Exercise aim. Please reproduce the data in full, exactly as it stands.

[Component data from apps and pages]
--- START ---

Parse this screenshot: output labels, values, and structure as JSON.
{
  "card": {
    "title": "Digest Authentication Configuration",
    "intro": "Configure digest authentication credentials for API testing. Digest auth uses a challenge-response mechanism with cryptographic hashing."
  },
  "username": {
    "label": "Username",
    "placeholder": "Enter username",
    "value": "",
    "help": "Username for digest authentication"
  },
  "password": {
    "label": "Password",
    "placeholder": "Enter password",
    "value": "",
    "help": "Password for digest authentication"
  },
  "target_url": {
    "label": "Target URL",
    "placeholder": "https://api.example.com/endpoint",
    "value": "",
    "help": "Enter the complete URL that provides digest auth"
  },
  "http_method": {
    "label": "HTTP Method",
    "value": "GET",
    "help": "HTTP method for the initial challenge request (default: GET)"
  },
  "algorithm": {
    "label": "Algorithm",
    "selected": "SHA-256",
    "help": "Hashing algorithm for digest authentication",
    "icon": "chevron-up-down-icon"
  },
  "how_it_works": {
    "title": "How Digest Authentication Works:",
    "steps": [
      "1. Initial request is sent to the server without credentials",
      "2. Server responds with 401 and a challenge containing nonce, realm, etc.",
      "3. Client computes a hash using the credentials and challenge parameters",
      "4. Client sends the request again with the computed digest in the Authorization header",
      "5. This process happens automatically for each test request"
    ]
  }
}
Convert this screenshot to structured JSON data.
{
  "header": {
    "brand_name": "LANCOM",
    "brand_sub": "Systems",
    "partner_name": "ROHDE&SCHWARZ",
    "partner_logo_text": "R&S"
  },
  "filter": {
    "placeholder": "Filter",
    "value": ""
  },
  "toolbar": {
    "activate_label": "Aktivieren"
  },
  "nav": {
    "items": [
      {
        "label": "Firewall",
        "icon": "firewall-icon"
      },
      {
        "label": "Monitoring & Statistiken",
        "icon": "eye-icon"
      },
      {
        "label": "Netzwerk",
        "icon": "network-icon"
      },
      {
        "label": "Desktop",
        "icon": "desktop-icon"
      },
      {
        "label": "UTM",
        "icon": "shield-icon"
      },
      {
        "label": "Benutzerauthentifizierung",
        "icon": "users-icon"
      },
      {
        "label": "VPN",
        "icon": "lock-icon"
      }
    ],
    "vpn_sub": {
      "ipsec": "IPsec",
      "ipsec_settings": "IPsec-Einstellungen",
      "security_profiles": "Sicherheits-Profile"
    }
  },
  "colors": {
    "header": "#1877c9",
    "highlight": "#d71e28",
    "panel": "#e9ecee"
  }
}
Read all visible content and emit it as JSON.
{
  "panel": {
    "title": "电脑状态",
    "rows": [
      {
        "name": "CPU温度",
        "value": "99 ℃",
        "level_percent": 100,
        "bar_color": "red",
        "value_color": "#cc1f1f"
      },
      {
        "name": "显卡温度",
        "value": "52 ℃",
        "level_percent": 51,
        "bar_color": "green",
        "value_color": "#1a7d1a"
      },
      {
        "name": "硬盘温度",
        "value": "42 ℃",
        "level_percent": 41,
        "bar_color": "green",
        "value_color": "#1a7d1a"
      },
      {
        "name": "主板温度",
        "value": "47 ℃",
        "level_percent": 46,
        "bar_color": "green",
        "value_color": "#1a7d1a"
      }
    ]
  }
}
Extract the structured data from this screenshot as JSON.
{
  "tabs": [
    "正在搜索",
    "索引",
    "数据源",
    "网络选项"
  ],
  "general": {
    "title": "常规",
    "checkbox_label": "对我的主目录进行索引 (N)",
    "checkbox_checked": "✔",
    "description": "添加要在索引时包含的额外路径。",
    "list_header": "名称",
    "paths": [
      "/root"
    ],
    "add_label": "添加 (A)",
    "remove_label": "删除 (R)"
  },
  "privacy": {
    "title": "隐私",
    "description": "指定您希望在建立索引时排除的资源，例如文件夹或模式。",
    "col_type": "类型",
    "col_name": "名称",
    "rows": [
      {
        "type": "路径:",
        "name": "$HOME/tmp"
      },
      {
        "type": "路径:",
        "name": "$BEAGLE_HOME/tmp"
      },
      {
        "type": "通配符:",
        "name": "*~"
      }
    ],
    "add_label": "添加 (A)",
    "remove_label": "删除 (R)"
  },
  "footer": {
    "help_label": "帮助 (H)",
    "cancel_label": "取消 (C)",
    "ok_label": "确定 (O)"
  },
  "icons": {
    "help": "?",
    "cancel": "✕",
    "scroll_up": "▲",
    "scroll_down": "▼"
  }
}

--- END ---

Result.
Parse this screenshot: output labels, values, and structure as JSON.
{
  "card": {
    "title": "Digest Authentication Configuration",
    "intro": "Configure digest authentication credentials for API testing. Digest auth uses a challenge-response mechanism with cryptographic hashing."
  },
  "username": {
    "label": "Username",
    "placeholder": "Enter username",
    "value": "",
    "help": "Username for digest authentication"
  },
  "password": {
    "label": "Password",
    "placeholder": "Enter password",
    "value": "",
    "help": "Password for digest authentication"
  },
  "target_url": {
    "label": "Target URL",
    "placeholder": "https://api.example.com/endpoint",
    "value": "",
    "help": "Enter the complete URL that provides digest auth"
  },
  "http_method": {
    "label": "HTTP Method",
    "value": "GET",
    "help": "HTTP method for the initial challenge request (default: GET)"
  },
  "algorithm": {
    "label": "Algorithm",
    "selected": "SHA-256",
    "help": "Hashing algorithm for digest authentication",
    "icon": "chevron-up-down-icon"
  },
  "how_it_works": {
    "title": "How Digest Authentication Works:",
    "steps": [
      "1. Initial request is sent to the server without credentials",
      "2. Server responds with 401 and a challenge containing nonce, realm, etc.",
      "3. Client computes a hash using the credentials and challenge parameters",
      "4. Client sends the request again with the computed digest in the Authorization header",
      "5. This process happens automatically for each test request"
    ]
  }
}
Convert this screenshot to structured JSON data.
{
  "header": {
    "brand_name": "LANCOM",
    "brand_sub": "Systems",
    "partner_name": "ROHDE&SCHWARZ",
    "partner_logo_text": "R&S"
  },
  "filter": {
    "placeholder": "Filter",
    "value": ""
  },
  "toolbar": {
    "activate_label": "Aktivieren"
  },
  "nav": {
    "items": [
      {
        "label": "Firewall",
        "icon": "firewall-icon"
      },
      {
        "label": "Monitoring & Statistiken",
        "icon": "eye-icon"
      },
      {
        "label": "Netzwerk",
        "icon": "network-icon"
      },
      {
        "label": "Desktop",
        "icon": "desktop-icon"
      },
      {
        "label": "UTM",
        "icon": "shield-icon"
      },
      {
        "label": "Benutzerauthentifizierung",
        "icon": "users-icon"
      },
      {
        "label": "VPN",
        "icon": "lock-icon"
      }
    ],
    "vpn_sub": {
      "ipsec": "IPsec",
      "ipsec_settings": "IPsec-Einstellungen",
      "security_profiles": "Sicherheits-Profile"
    }
  },
  "colors": {
    "header": "#1877c9",
    "highlight": "#d71e28",
    "panel": "#e9ecee"
  }
}
Read all visible content and emit it as JSON.
{
  "panel": {
    "title": "电脑状态",
    "rows": [
      {
        "name": "CPU温度",
        "value": "99 ℃",
        "level_percent": 100,
        "bar_color": "red",
        "value_color": "#cc1f1f"
      },
      {
        "name": "显卡温度",
        "value": "52 ℃",
        "level_percent": 51,
        "bar_color": "green",
        "value_color": "#1a7d1a"
      },
      {
        "name": "硬盘温度",
        "value": "42 ℃",
        "level_percent": 41,
        "bar_color": "green",
        "value_color": "#1a7d1a"
      },
      {
        "name": "主板温度",
        "value": "47 ℃",
        "level_percent": 46,
        "bar_color": "green",
        "value_color": "#1a7d1a"
      }
    ]
  }
}
Extract the structured data from this screenshot as JSON.
{
  "tabs": [
    "正在搜索",
    "索引",
    "数据源",
    "网络选项"
  ],
  "general": {
    "title": "常规",
    "checkbox_label": "对我的主目录进行索引 (N)",
    "checkbox_checked": "✔",
    "description": "添加要在索引时包含的额外路径。",
    "list_header": "名称",
    "paths": [
      "/root"
    ],
    "add_label": "添加 (A)",
    "remove_label": "删除 (R)"
  },
  "privacy": {
    "title": "隐私",
    "description": "指定您希望在建立索引时排除的资源，例如文件夹或模式。",
    "col_type": "类型",
    "col_name": "名称",
    "rows": [
      {
        "type": "路径:",
        "name": "$HOME/tmp"
      },
      {
        "type": "路径:",
        "name": "$BEAGLE_HOME/tmp"
      },
      {
        "type": "通配符:",
        "name": "*~"
      }
    ],
    "add_label": "添加 (A)",
    "remove_label": "删除 (R)"
  },
  "footer": {
    "help_label": "帮助 (H)",
    "cancel_label": "取消 (C)",
    "ok_label": "确定 (O)"
  },
  "icons": {
    "help": "?",
    "cancel": "✕",
    "scroll_up": "▲",
    "scroll_down": "▼"
  }
}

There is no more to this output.